WHAT THIS TASK INVOLVES:
Across the records below, how many lines include the word "Flats"? State only the number.

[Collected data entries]
▬▬▬▬▬▬▬▬▬▬
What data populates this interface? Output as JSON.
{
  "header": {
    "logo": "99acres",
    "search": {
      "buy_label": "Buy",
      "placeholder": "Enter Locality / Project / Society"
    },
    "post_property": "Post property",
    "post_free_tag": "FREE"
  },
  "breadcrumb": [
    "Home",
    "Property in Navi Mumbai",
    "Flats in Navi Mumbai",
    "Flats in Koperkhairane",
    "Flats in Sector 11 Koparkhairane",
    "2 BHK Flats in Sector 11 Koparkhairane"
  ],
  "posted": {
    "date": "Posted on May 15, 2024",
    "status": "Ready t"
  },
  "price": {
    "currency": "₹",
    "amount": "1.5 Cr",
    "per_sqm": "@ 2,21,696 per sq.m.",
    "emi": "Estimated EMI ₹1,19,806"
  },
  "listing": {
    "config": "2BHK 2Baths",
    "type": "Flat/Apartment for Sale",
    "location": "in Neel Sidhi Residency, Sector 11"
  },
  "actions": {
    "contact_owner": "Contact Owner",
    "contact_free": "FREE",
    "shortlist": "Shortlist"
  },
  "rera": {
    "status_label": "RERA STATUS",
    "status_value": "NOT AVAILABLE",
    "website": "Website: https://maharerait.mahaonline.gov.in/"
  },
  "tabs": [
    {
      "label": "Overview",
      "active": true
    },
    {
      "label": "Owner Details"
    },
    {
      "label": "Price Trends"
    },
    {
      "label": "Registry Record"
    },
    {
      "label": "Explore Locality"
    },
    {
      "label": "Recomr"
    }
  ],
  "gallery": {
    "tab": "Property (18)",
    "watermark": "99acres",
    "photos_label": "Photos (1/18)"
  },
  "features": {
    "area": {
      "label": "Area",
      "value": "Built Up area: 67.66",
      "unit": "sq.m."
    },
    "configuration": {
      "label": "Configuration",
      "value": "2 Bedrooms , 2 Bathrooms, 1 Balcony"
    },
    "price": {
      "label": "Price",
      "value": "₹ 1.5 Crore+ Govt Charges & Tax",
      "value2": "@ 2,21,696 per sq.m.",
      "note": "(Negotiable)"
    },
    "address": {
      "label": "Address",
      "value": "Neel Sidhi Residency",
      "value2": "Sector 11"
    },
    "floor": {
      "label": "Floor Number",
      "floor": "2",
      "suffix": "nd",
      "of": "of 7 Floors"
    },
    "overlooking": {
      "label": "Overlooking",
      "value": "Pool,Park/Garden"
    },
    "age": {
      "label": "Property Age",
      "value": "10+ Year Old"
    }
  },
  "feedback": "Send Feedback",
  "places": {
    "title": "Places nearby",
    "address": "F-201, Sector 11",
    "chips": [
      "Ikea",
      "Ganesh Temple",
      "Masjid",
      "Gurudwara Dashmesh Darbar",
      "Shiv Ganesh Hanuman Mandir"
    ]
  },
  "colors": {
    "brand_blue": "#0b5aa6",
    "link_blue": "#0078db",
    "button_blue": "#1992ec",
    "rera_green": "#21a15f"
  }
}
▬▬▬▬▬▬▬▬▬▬
ANSWER SPACE:
4